= Beginning of Section =

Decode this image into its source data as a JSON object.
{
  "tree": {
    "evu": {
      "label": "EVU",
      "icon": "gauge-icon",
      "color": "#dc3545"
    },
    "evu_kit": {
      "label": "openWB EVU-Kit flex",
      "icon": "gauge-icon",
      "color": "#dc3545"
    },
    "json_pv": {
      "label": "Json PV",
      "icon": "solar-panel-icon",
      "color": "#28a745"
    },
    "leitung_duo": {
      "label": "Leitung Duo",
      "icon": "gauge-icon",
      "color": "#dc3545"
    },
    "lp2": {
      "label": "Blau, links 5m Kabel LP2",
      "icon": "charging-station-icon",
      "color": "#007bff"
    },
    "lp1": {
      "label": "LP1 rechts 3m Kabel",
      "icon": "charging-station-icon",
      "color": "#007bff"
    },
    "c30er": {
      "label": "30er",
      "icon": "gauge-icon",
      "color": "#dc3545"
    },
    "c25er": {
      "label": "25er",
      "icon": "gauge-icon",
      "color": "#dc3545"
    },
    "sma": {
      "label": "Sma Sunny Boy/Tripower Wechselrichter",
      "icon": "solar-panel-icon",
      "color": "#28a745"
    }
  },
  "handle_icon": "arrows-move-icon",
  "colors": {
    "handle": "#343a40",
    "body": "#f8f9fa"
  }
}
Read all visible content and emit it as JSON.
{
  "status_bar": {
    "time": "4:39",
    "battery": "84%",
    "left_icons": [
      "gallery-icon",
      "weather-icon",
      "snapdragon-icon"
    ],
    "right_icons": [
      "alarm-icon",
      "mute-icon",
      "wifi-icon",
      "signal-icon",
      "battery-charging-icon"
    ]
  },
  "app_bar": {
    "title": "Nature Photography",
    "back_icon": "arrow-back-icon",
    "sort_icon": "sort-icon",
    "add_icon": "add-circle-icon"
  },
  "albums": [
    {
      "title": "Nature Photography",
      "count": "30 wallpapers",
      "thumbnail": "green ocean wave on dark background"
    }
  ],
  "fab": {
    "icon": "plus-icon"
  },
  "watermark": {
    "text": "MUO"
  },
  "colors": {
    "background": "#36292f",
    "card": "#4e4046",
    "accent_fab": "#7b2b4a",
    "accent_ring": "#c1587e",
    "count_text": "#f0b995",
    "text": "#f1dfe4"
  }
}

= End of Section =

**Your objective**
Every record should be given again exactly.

**Solved problem**
Decode this image into its source data as a JSON object.
{
  "tree": {
    "evu": {
      "label": "EVU",
      "icon": "gauge-icon",
      "color": "#dc3545"
    },
    "evu_kit": {
      "label": "openWB EVU-Kit flex",
      "icon": "gauge-icon",
      "color": "#dc3545"
    },
    "json_pv": {
      "label": "Json PV",
      "icon": "solar-panel-icon",
      "color": "#28a745"
    },
    "leitung_duo": {
      "label": "Leitung Duo",
      "icon": "gauge-icon",
      "color": "#dc3545"
    },
    "lp2": {
      "label": "Blau, links 5m Kabel LP2",
      "icon": "charging-station-icon",
      "color": "#007bff"
    },
    "lp1": {
      "label": "LP1 rechts 3m Kabel",
      "icon": "charging-station-icon",
      "color": "#007bff"
    },
    "c30er": {
      "label": "30er",
      "icon": "gauge-icon",
      "color": "#dc3545"
    },
    "c25er": {
      "label": "25er",
      "icon": "gauge-icon",
      "color": "#dc3545"
    },
    "sma": {
      "label": "Sma Sunny Boy/Tripower Wechselrichter",
      "icon": "solar-panel-icon",
      "color": "#28a745"
    }
  },
  "handle_icon": "arrows-move-icon",
  "colors": {
    "handle": "#343a40",
    "body": "#f8f9fa"
  }
}
Read all visible content and emit it as JSON.
{
  "status_bar": {
    "time": "4:39",
    "battery": "84%",
    "left_icons": [
      "gallery-icon",
      "weather-icon",
      "snapdragon-icon"
    ],
    "right_icons": [
      "alarm-icon",
      "mute-icon",
      "wifi-icon",
      "signal-icon",
      "battery-charging-icon"
    ]
  },
  "app_bar": {
    "title": "Nature Photography",
    "back_icon": "arrow-back-icon",
    "sort_icon": "sort-icon",
    "add_icon": "add-circle-icon"
  },
  "albums": [
    {
      "title": "Nature Photography",
      "count": "30 wallpapers",
      "thumbnail": "green ocean wave on dark background"
    }
  ],
  "fab": {
    "icon": "plus-icon"
  },
  "watermark": {
    "text": "MUO"
  },
  "colors": {
    "background": "#36292f",
    "card": "#4e4046",
    "accent_fab": "#7b2b4a",
    "accent_ring": "#c1587e",
    "count_text": "#f0b995",
    "text": "#f1dfe4"
  }
}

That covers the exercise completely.